The pleased king and his welcome came with agreements which include wearing the local attire and speaking the local language, conducting weddings at night and not prosletysing to the other subjects.
It is also known that another wave of Zoroastrians came to India later who spoke Farsi instead of Gujarati and are called the Iranis. The language of their prayers continue to be Avestan.
After hundreds years, their customs still have an air of mystique.
Many Indians, especially in Mumbai and south Gujarat, while familiar with the word “Agyari” or the Fire Temple and Towers of Silence, are unfamiliar with their intricate rituals and celebrations. The Irani cafes, as the Parsi food establishments are called, have kept the cuisine alive but are dwindling in number.

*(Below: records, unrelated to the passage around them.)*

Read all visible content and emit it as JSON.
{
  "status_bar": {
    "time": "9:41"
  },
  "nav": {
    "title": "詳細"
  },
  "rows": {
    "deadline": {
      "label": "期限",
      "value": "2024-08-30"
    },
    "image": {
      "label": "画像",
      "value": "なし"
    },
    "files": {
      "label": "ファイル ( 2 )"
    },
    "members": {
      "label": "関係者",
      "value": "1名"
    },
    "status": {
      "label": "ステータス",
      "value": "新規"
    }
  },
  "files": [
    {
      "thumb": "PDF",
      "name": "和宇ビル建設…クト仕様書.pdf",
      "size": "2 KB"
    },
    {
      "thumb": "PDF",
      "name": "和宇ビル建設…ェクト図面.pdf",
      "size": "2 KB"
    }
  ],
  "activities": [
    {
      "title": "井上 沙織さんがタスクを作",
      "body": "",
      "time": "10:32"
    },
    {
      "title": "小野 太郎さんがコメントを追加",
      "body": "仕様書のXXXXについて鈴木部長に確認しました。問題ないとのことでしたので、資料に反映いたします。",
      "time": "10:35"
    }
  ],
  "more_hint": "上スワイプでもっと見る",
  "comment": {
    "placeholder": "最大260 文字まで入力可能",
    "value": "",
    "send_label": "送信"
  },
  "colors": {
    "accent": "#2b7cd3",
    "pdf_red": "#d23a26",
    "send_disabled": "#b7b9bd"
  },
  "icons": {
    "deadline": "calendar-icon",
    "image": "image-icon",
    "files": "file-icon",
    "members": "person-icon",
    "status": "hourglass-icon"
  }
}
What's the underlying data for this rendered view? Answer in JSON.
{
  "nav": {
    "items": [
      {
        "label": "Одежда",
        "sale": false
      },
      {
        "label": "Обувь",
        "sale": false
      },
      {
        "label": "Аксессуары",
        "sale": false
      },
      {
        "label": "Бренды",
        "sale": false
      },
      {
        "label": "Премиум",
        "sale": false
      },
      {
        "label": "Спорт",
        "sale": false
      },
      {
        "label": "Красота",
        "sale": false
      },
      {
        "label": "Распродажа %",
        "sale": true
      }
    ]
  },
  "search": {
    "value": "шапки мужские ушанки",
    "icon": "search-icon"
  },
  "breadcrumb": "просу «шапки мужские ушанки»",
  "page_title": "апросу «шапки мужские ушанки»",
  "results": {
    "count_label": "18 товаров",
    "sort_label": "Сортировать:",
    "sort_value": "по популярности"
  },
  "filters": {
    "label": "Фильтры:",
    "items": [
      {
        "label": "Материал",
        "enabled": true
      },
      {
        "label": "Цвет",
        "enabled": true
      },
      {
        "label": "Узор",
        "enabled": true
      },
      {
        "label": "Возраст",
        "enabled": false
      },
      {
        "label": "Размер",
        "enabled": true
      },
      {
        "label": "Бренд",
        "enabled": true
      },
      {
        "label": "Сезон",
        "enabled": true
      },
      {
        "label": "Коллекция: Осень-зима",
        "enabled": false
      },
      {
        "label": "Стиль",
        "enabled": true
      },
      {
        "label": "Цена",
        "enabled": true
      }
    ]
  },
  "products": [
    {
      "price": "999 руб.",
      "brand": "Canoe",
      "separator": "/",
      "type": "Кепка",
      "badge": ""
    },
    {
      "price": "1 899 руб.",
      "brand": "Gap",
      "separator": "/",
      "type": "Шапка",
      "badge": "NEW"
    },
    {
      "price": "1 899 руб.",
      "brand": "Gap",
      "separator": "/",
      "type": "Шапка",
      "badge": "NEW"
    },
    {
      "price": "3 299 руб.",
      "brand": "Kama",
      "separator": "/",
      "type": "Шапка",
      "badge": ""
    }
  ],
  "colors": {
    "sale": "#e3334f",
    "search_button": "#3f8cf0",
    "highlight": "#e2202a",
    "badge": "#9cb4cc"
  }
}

They wear sarees they call garas. They are recognized for not just the distinct style of wearing it but also texture, the intricate embroidery. These once were famously custom made in China and now are much sought outside the community.
Since very little is known of their rituals both culinary and otherwise, this show is an exploration through the eyes of two generations of Parsi women carrying the stories and traditions of generations past and creating way to hand it to the future.
Perzen Patel is the Bawi Bride. Bawi/Bawa for male, is an affectionate coloquialism for the Parsis of India.
She is a trained chef and hospitality professional who made it her mission as a bride to revive, celebrate and promote Parsi cuisine. Hence the moniker, Bawi Bride (www.bawibride.com)
Her parents, Shernaz and Sarosh Petigera have created a beautiful users manual online and repository of rituals, meaning of being a Zoroastrian, the culture and celebrations at www.ahuramazda.com
Shernaz recounts her memories of a child of an Irani Zorastrian father and a Parsi mother. A childhood woven with Persian sounds and Gujarati words… grandparents who followed the teachings of this ancient philosophy, each side with its own lens.
Perzen recounts her own wedding and her success as a Parsi caterer and hugely successful feasts called the “bhonu”.
There is nostalgia mingled with pride and excitement when she says, “Jamwa Chaloji”, a familiar invitation to eat.